====== The data ======
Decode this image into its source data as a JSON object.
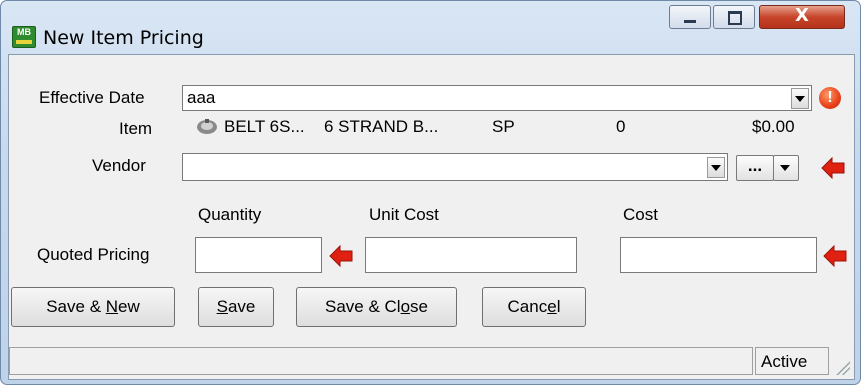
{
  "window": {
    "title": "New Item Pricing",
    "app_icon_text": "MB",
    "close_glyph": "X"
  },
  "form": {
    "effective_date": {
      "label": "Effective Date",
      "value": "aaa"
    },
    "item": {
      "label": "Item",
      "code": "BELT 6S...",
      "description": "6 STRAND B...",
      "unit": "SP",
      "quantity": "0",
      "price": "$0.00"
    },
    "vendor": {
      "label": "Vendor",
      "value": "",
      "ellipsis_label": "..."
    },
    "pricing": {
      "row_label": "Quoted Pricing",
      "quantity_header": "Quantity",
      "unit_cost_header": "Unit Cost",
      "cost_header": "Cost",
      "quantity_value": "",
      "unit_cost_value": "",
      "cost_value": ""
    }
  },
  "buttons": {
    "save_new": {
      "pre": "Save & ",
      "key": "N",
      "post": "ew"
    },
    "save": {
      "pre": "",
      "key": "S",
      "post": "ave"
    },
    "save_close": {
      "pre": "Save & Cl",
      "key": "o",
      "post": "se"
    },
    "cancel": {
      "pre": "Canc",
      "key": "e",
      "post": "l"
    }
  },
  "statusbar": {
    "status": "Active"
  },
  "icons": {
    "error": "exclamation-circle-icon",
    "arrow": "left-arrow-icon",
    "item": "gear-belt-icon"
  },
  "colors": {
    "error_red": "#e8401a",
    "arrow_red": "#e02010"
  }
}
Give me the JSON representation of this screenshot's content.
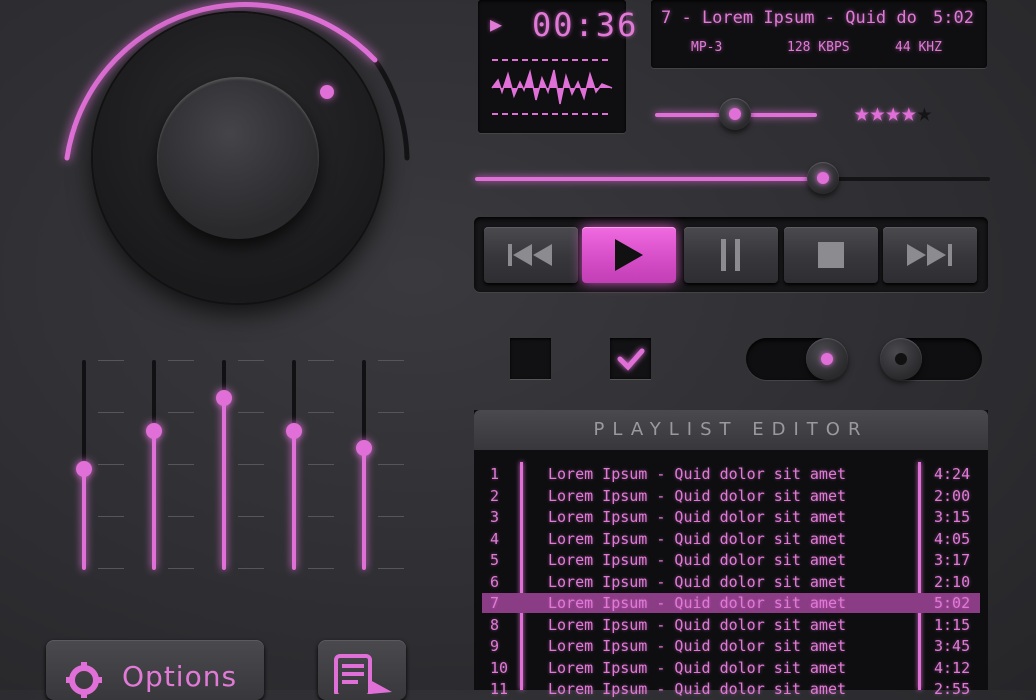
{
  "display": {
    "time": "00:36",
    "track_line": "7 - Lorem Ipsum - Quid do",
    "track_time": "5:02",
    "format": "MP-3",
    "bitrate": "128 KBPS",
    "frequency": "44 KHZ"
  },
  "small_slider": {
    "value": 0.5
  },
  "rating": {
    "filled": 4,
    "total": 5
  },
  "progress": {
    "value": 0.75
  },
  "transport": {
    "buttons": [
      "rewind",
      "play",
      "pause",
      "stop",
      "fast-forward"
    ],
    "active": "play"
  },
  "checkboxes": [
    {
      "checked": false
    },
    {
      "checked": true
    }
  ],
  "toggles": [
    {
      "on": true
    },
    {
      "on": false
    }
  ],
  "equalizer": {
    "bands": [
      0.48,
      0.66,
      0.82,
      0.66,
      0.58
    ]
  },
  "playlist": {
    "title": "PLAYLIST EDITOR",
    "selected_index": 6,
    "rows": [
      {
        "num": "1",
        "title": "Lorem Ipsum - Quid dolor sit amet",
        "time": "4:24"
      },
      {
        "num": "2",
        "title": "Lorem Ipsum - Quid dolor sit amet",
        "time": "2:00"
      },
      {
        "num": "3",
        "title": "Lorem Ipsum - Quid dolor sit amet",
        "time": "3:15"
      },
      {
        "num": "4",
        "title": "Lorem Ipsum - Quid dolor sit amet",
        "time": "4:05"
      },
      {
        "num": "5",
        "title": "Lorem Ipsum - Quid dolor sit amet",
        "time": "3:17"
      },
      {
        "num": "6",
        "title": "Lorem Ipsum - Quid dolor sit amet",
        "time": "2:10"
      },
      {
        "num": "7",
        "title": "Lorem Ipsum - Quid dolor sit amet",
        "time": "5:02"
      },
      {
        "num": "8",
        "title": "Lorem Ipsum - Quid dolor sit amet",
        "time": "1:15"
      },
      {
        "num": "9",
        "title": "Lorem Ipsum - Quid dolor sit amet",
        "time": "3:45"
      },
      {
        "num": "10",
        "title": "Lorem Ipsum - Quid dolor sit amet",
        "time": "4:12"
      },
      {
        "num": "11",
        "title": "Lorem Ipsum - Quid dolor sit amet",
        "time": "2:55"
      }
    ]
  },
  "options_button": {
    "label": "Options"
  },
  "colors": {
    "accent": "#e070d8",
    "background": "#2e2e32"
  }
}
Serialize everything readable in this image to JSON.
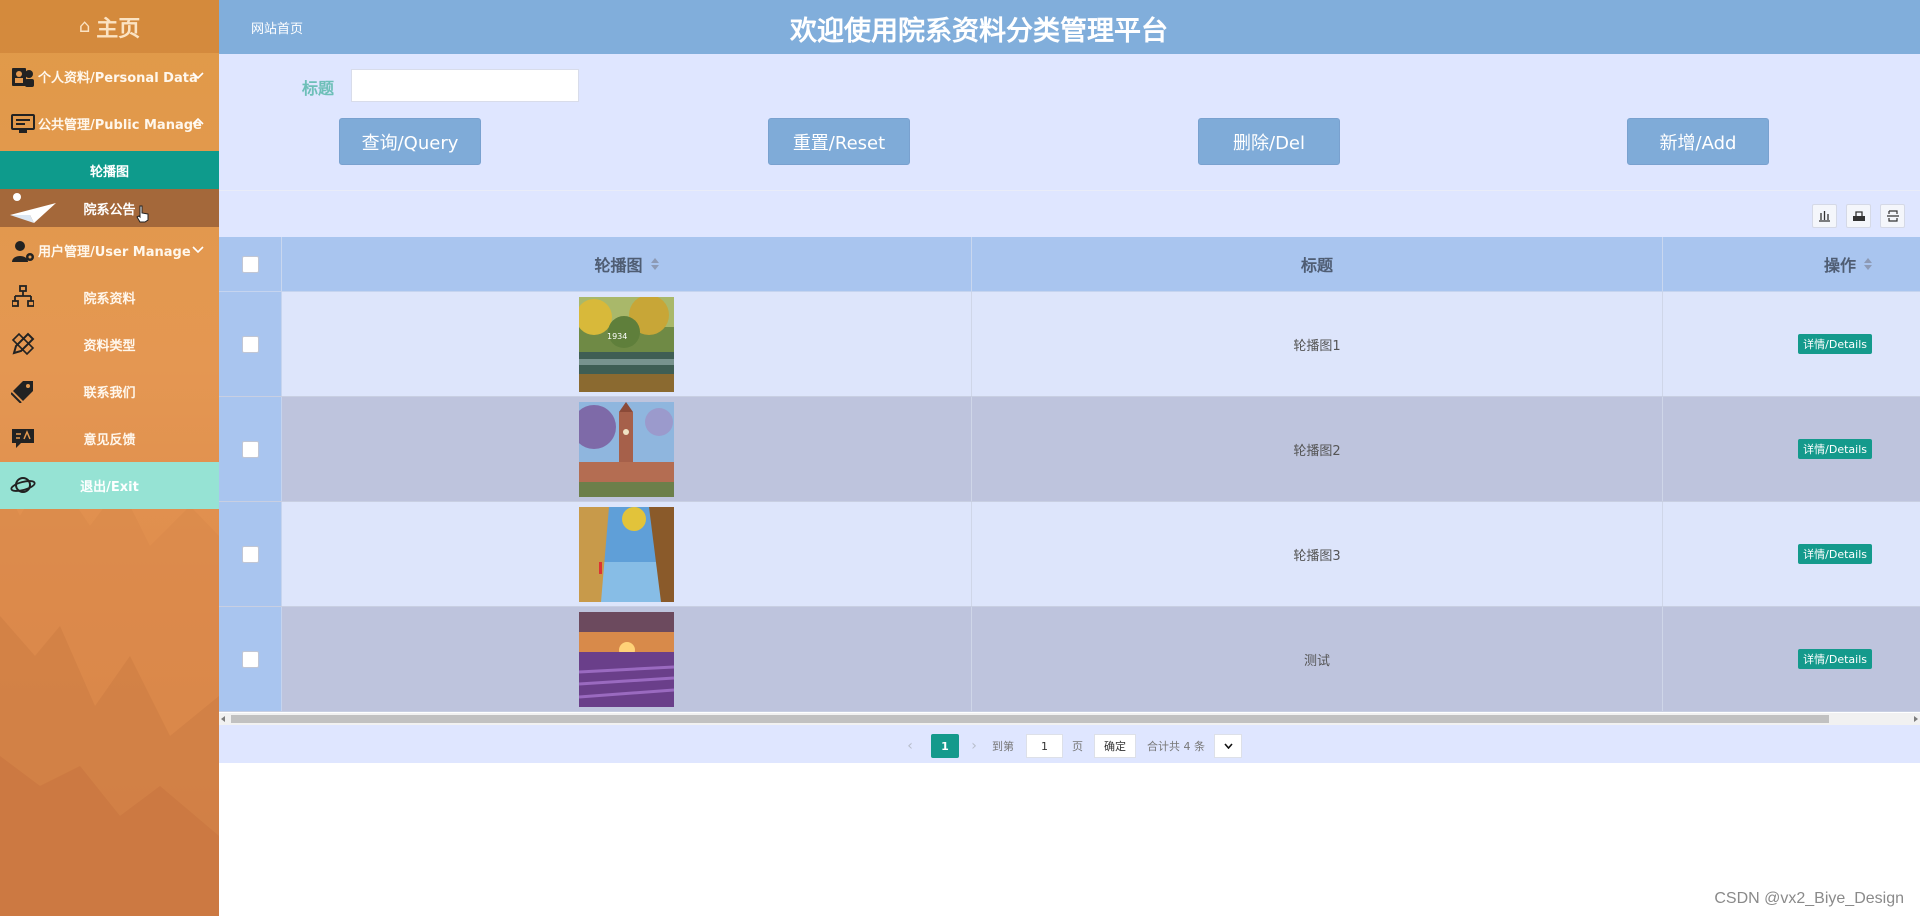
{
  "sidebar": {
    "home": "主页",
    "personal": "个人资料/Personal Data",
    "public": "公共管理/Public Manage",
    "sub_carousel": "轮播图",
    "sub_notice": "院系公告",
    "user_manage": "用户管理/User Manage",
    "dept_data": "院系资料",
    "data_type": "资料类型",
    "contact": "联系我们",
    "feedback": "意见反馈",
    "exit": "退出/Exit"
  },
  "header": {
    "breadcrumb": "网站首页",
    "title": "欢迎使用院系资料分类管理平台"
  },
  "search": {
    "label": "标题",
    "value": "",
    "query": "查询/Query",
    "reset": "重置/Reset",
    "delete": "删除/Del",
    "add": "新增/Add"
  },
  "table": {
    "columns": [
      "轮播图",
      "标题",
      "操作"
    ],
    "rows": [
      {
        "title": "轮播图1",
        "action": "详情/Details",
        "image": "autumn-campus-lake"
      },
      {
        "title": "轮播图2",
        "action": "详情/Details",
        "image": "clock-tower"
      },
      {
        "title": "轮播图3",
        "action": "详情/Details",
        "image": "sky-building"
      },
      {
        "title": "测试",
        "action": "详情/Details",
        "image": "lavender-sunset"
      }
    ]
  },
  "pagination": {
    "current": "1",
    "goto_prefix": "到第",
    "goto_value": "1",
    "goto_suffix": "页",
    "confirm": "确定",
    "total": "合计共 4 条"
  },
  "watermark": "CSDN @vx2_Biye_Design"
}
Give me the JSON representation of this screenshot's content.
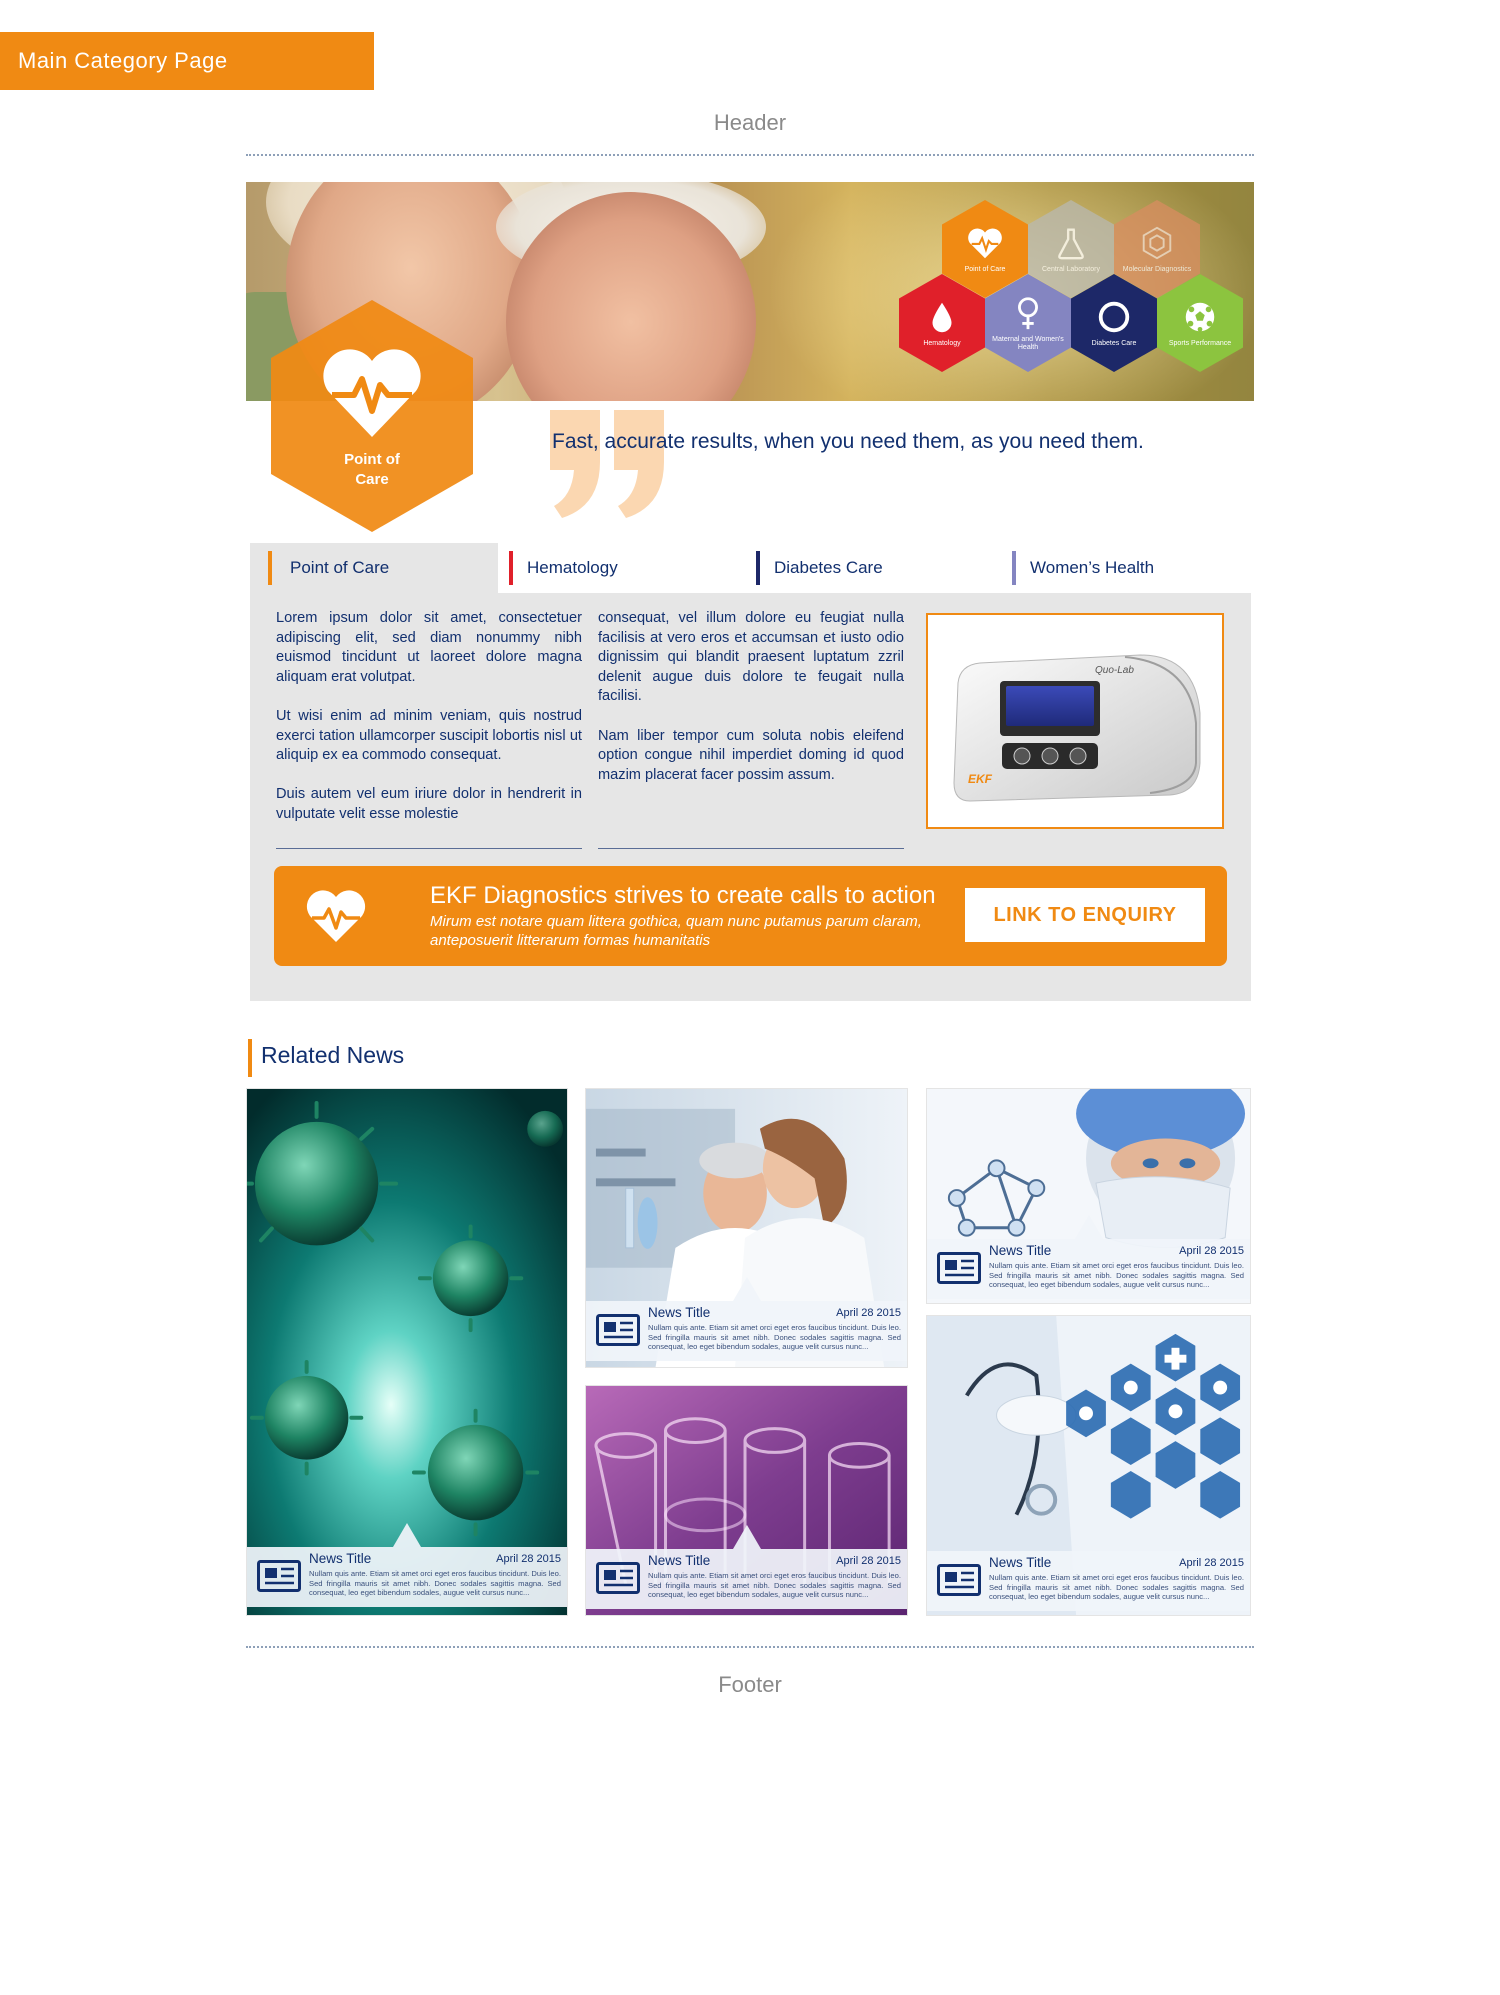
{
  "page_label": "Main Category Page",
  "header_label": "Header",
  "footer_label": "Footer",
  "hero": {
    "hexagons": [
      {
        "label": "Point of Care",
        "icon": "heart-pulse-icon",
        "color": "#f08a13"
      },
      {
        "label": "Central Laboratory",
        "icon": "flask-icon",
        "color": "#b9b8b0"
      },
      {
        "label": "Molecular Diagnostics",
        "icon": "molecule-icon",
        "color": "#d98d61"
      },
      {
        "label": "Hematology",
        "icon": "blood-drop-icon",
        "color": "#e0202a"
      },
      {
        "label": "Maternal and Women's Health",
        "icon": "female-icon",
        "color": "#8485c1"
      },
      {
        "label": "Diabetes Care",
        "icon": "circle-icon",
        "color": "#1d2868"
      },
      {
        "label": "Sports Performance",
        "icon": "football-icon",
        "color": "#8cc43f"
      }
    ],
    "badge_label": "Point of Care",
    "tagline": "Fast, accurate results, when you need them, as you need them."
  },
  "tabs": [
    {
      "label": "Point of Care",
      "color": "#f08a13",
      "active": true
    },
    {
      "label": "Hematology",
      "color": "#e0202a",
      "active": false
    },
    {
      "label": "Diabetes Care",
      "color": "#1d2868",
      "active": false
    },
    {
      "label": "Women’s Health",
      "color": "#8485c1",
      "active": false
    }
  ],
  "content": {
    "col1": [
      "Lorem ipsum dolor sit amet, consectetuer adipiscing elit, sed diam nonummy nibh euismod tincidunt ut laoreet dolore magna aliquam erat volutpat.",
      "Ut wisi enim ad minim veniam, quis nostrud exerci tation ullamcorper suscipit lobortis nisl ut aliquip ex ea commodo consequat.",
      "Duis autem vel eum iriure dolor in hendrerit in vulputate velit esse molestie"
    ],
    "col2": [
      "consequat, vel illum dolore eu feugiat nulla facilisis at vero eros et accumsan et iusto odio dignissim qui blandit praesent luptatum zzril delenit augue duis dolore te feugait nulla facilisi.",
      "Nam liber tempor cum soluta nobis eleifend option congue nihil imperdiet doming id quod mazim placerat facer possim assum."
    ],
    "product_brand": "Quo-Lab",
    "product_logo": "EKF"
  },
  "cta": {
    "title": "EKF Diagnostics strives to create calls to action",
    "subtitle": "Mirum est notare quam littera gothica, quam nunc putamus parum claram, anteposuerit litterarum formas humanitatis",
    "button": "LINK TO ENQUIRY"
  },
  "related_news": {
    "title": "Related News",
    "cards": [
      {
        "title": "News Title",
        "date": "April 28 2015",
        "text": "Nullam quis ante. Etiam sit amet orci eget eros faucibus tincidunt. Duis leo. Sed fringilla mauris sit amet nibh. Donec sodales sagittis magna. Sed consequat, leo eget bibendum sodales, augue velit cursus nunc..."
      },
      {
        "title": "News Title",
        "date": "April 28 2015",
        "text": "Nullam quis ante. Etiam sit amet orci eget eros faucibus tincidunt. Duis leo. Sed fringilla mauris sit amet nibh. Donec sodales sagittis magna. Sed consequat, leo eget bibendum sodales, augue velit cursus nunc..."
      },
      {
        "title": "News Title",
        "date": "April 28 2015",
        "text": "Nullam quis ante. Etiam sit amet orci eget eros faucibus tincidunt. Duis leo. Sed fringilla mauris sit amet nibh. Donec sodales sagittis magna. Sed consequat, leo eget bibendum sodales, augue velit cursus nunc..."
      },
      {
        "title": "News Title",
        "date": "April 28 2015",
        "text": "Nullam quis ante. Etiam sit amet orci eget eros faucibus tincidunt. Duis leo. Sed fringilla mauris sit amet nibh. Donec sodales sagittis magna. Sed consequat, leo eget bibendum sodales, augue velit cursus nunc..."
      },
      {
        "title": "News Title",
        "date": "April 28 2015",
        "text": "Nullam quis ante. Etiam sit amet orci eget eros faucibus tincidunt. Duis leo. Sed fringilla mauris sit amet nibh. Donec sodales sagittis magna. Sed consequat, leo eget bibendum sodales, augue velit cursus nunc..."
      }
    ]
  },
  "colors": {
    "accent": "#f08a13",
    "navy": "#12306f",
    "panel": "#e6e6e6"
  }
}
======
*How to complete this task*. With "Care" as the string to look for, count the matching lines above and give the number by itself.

*Result*. 5